“The information we got about just how the police were monitoring protesters both through social media and surveillance, and through undercover means, was not something we anticipated when we filed the lawsuit,” ACLU of Tennessee Legal Director Thomas H. Castelli told Citylab.
“We knew they were using social media collators, but we didn’t know how they were using them. The use of covert social media accounts to friend people [on Facebook], or to break through open source barriers to find out more information from individuals was somewhat surprising to us.”
The Memphis Commercial Appeal reported that police had been tracking Black Lives Matter protesters since 2016, even when they appeared at events such as a vigil for Elvis Presley. Police claimed that activists were secretly “hijacking” public groups with the intention “to cause violence and destroy property using these public venues.”
City officials have insisted that the 1978 consent decree is outdated in the Internet age, and that privacy laws do not apply. In a written statement, Memphis Chief Legal Officer Bruce McMullen declared that his department’s extensive political surveillance operation was “nothing more than good police work.” The city insists that the lawsuit’s “interpretation of that 40-year old consent decree is out of step with modern police techniques. The consent decree was drafted before the Internet—before smartphones, body cameras, or any type of digital cameras.”
The scale of spying revealed in Memphis is of a piece with the mass surveillance operations revealed by NSA whistleblower Edward Snowden and in the Vault 7 documents published by WikiLeaks. Intelligence agencies at the federal level, working with agencies including the Department of Homeland Security, the Transportation Security Administration, ICE, and the DEA, as well as state and local agencies, have crafted a ubiquitous surveillance operation against the American public.
Homeland Security and the FBI have targeted Black Lives Matter protesters across the country since the organization emerged after Michael Brown was shot by police in Ferguson, Missouri, in 2014. In the past year, anti-police violence activists have been accused of being “Russian stooges” in an attempt to tie domestic opposition to foreign “meddling.”
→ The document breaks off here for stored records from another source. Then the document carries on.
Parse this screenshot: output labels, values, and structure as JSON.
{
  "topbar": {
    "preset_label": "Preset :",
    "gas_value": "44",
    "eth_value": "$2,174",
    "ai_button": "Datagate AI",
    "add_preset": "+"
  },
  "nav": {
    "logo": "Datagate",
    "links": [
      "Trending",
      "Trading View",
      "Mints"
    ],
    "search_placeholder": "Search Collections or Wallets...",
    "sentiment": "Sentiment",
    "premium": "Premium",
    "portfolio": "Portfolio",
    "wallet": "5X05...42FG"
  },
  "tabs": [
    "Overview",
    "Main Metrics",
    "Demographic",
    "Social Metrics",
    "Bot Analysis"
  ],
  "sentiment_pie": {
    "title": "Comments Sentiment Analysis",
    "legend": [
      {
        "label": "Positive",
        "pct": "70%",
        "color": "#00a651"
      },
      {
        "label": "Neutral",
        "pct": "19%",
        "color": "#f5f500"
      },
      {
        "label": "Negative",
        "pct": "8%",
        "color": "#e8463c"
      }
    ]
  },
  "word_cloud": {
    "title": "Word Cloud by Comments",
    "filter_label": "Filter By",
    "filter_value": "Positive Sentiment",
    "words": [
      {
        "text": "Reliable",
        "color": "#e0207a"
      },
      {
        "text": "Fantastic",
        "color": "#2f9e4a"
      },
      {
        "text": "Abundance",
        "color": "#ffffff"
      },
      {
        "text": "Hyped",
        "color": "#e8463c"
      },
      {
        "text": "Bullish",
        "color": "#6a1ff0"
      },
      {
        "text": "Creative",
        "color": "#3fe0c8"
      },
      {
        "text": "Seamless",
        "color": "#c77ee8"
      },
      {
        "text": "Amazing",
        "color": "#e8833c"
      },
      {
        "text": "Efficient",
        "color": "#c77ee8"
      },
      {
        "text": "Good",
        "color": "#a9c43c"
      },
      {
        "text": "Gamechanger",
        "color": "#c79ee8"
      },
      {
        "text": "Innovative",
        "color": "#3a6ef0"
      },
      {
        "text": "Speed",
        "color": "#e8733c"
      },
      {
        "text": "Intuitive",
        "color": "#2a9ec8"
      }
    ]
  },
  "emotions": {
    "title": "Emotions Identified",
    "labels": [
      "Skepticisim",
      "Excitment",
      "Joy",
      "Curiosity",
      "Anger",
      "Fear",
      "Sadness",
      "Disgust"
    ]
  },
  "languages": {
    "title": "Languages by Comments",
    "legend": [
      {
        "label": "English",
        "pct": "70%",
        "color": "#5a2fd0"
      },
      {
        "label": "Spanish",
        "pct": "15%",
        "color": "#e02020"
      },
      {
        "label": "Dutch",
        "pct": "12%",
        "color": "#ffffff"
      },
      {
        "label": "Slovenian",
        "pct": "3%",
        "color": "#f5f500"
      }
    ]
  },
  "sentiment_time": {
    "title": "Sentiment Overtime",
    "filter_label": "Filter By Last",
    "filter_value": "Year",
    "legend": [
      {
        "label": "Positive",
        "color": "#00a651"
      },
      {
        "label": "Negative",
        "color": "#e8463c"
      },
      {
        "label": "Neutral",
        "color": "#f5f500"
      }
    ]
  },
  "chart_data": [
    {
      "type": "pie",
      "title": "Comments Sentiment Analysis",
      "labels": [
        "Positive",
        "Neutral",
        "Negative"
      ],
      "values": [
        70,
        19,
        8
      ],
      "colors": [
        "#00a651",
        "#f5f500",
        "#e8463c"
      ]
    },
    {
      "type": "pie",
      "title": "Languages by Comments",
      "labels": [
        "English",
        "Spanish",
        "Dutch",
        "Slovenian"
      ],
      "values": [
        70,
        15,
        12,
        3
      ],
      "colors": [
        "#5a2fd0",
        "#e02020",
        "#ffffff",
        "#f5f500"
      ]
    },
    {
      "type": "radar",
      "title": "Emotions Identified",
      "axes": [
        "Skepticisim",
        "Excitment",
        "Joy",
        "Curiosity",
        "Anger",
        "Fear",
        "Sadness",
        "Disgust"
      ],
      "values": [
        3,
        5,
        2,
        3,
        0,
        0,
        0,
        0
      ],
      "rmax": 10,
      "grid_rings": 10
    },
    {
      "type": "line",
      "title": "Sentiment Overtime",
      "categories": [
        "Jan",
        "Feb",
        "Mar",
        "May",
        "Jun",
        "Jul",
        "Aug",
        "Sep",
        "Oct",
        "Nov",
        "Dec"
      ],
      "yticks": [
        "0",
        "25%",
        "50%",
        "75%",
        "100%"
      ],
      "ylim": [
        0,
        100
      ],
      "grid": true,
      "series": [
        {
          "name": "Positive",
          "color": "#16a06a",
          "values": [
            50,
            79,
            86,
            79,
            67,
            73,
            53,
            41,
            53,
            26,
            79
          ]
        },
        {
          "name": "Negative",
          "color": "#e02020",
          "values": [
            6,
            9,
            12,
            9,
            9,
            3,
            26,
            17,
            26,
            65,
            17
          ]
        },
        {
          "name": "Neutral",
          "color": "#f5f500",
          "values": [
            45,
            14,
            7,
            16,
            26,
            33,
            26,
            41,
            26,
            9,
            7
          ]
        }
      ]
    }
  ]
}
The purpose of extensive surveillance is to monitor, chill, and ultimately crack down on the growth of opposition in the working class to the actions of the government and the police.
Memphis, the poorest large metropolitan area in the United States, is a city ripe for an eruption of working class struggles in opposition to social inequality, intolerable living conditions, and state-sanctioned brutality. That African American anti-police violence protesters are the first on the list is a sign that politicians have given a free hand to the police to build up their repressive apparatus to be used against the entire working class.
The ACLU’s lawsuit against Memphis police is scheduled to proceed August 20, after the end of the discovery period.